Nothing appeals to investors like a simple rule of thumb. Who doesn’t want a blanket strategy that applies to everyone and solves everyone’s problems? Enter the “4% Withdrawal Rule.” Let’s quickly discuss the genesis of the 4% withdrawal rule and then to the trenches to see if it still applies in today’s capital market environment.
Coined by financial advisor Bill Bengen, the 4% withdrawal rule originated in the early 1990s. Bengen’s thesis stated that if a person were to withdraw 4% of retirement savings each year, adjusted for inflation, the funds would last 30 years (or more). This conventional wisdom has come into question recently in today’s low-yield environment. When the formula was introduced in the early 1990s, it was designed to accomplish a fixed rate of withdrawal, like an annuity. It was also to minimize the risk of a retiree running out of money. Keep in mind that when the rule debuted, the yield on a three-month Treasury Bill was 6 percent. Even in 2002, the five-year U.S. Treasury Note still yielded 4.5 percent.
In most cases, the rule still makes sense. That said, it should be used as a general guidepost for decision-making, not some sort of immutable law that will work under any circumstances. Let’s assume the average retiree has a balanced portfolio of 50% equity investments and 50% fixed income investments. Then, in theory, assuming long-run historical average returns continue in the future (conservatively speaking, approximately 9% for diversified equities and approximately 4% for diversified fixed income), not only will a person not run out of money, but the portfolio will grow over the years.
A quick example will help to illuminate this point. Mary retires at age 65 with $1,000,000 in her portfolio. She distributes $40,000 per year, adjusted for inflation, and the long-term average growth of her portfolio is 6.5% per year. In year 1, she distributes $40,000, which leaves her with $960,000. However, that $960,000 is growing at 6.5%, so this leaves her with $1,022,400 at the end of year 1. Each year, for about the first 15 years, her portfolio is effectively growing by $20,000+, in nominal terms. As inflation increases Mary’s yearly distributions, the overall growth of the portfolio begins to slow, but nevertheless, the $1,000,000 portfolio on 01/01/2016 grows to slightly more than $1,500,000 as of the end of year 30 (12/31/2045).

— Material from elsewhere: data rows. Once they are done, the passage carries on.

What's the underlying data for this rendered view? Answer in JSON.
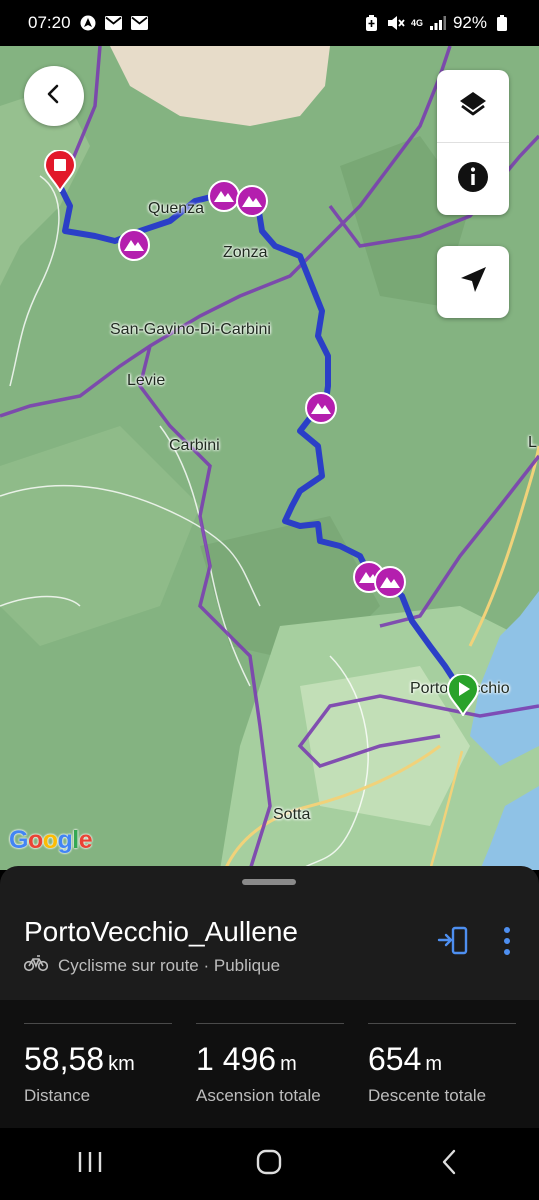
{
  "status_bar": {
    "time": "07:20",
    "network": "4G",
    "battery": "92%"
  },
  "map": {
    "places": [
      "Quenza",
      "Zonza",
      "San-Gavino-Di-Carbini",
      "Levie",
      "Carbini",
      "Porto-Vecchio",
      "Sotta",
      "L"
    ],
    "google_label": "Google",
    "icons": {
      "back": "back-arrow-icon",
      "layers": "layers-icon",
      "info": "info-icon",
      "locate": "navigation-arrow-icon",
      "start": "start-flag-icon",
      "end": "end-flag-icon",
      "climb": "climb-mountain-icon"
    },
    "colors": {
      "route": "#2b3fc7",
      "climb_marker": "#b41fae",
      "start_marker": "#29a22a",
      "end_marker": "#e2182a",
      "boundary": "#7b3fb0"
    }
  },
  "route": {
    "title": "PortoVecchio_Aullene",
    "activity": "Cyclisme sur route · Publique"
  },
  "stats": [
    {
      "value": "58,58",
      "unit": "km",
      "label": "Distance"
    },
    {
      "value": "1 496",
      "unit": "m",
      "label": "Ascension totale"
    },
    {
      "value": "654",
      "unit": "m",
      "label": "Descente totale"
    }
  ],
  "actions": {
    "send_icon": "send-to-device-icon",
    "more_icon": "more-vertical-icon",
    "accent_color": "#4e8ff0"
  }
}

However, a small tweak to the asset class returns would yield vastly different results. For instance, assuming equity returns of 8% and fixed income returns of 3% over the long-term would yield an ending portfolio balance of $668,261. Obviously, a far cry from the $1,518,063 mentioned above. As is the case with financial models, the model is only as accurate as the inputs used.
Also, a weakness of the above example is that straight-line growth was used for the portfolio returns. With the lumpy returns that we experience in the capital markets, we know that portfolios do not grow in straight lines. Unpredictable capital market returns speak to the fact that withdrawal rates should be monitored continuously. “Setting and forgetting” is not a good strategy when it comes to portfolio distributions in retirement.
Another aspect often lost when discussing the 4% withdrawal rule is the number of variables that have significant impact in the calculation. When one retires is a major variable. Someone retiring at 55 most likely has a much different sustainable withdrawal rate than someone retiring at 70. The impact of inflation is another crucial variable. The prevailing interest rate environment has a dramatic impact as well. And, as previously mentioned, capital market volatility has tremendous influence that has to be taken into account.
Ultimately, the biggest incongruity about the 4% withdrawal rule is the fact that it has “rule” in its name. Calling it the 4% withdrawal “guidepost” or the 4% withdrawal “plan” would help in matching up theory with reality. Of course, saving more during one’s working years and using diversification to lower the volatility of one’s portfolio will also help from depleting all of one’s assets during retirement years.
In summary, staying flexible during the distribution phase of one’s life will increase the probability of a successful journey through retirement. Feel free to start off your retirement using the 4% rule as a guidepost with the willingness to change course if things work out better or worse than expected. If things don’t go as well as planned, consider skipping a cost of living increase during the lean years. Also consider resetting your spending at a slightly lower percentage, such as 3.5%, or potentially withdrawing 4% of the lower value in your portfolio.